Heart and Pulsatilla Boring pains in region of heart (Senega). Pulse very irregular.

Limbs. In the evening, pains in right elbow and right leg of an aching and pulsating character, with soreness. Sharp, shooting pains in arms extending to fingers. Shooting in upper side and inner third of forearm. Aching pains in hips, legs and feet; more on right side. Burning and itching of legs elbow knees. Eruptions, ulcers and periosteal enlargements on limbs.

Generalities. Malaise; drowsiness; general feeling of distress. Tubercular eruptions, which tend to ulcerate. Enlarged cervical glands.

Fever. Feverish heat, especially in face, as from catarrh.

Aggravation. Afternoons; from damp air; motion.

Compare.
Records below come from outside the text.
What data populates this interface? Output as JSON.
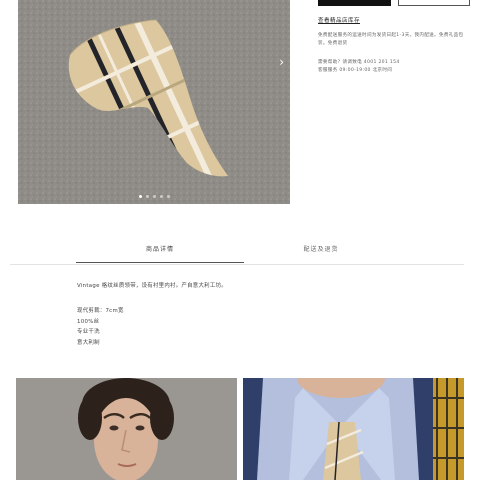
{
  "product": {
    "store_link": "查看精品店库存",
    "shipping_note_1": "免费配送服务的运送时间为发货日起1-3天。我内配送。免费礼品包",
    "shipping_note_2": "装。免费退货",
    "help_label": "需要帮助？请调致电 4001 201 154",
    "service_hours": "客服服务 09:00-19:00 北京时间"
  },
  "gallery": {
    "next_icon": "chevron-right-icon",
    "slide_count": 5,
    "active_slide": 0
  },
  "tabs": [
    {
      "label": "商品详情",
      "active": true
    },
    {
      "label": "配送及退货",
      "active": false
    }
  ],
  "details": {
    "intro": "Vintage 格纹丝质领带，设有衬里内衬。产自意大利工坊。",
    "specs": [
      "现代剪裁：7cm宽",
      "100%丝",
      "专业干洗",
      "意大利制"
    ]
  },
  "colors": {
    "tie_base": "#dcc79e",
    "tie_stripe_dark": "#23232a",
    "tie_stripe_light": "#f3ebdc",
    "background_gray": "#8f8c87"
  }
}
Argentum, Aurum, Hepar s., Kali iod., Mercurius, Mez., Phytolacca Rhus tox., sulph.

THERAPEUTICS.

Stillingia sylvat. has been successfully used in the following conditions, the symptoms agreeing; Secondary syphilis; syphilitic periosteal rheumatism; nodes; chronic rheumatism; sciatica in syphilitic patients; laryngitis, especially if of a syphilitic character; mercurial periostitis; urethritis; gonorrhoea; gleet; leucorrhoea; venereal or scrofulous ulcers and eruptions.

About the author

A.C. Cowperthwaite

A.C. Cowperthwaite

A.C. (Allen Corson) Cowperthwaite 1848-1926.
ALLEN CORSON COWPERTHWAITE was born at Cape May, New Jersey, May 3, 1848, son of Joseph C. and Deborah (Godfrey) Cowperthwaite. He attended medical lectures at the University of Iowa in 1867-1868, and was graduated from the Hahnemann Medical College of Philadelphia in 1869. He practiced his profession first in Illinois, and then in Nebraska. In 1877 he became Dean and Professor of Materia Medica in the recently organized Homeopathic Department of the State University of Iowa, holding the position till 1892. In 1884 he accepted the chair of Materia Medica, Pharmacology, and Clinical Medicine in the Homeopathic Medical College of the University of Michigan. He removed to Chicago in 1892, and became Professor of Materia Medica and Therapeutics in the Chicago Homeopathic Medical College. From 1901 he also served as president of that College. He is the author of various works, notably "Insanity in its Medico-Legal Relations" (1876), "A Textbook of Materia Medica and Therapeutics" (1880), of "Gynecology" (1888), and of "The Practice of Medicine " (1901).

Leave a Comment

Your email address will not be published. Required fields are marked *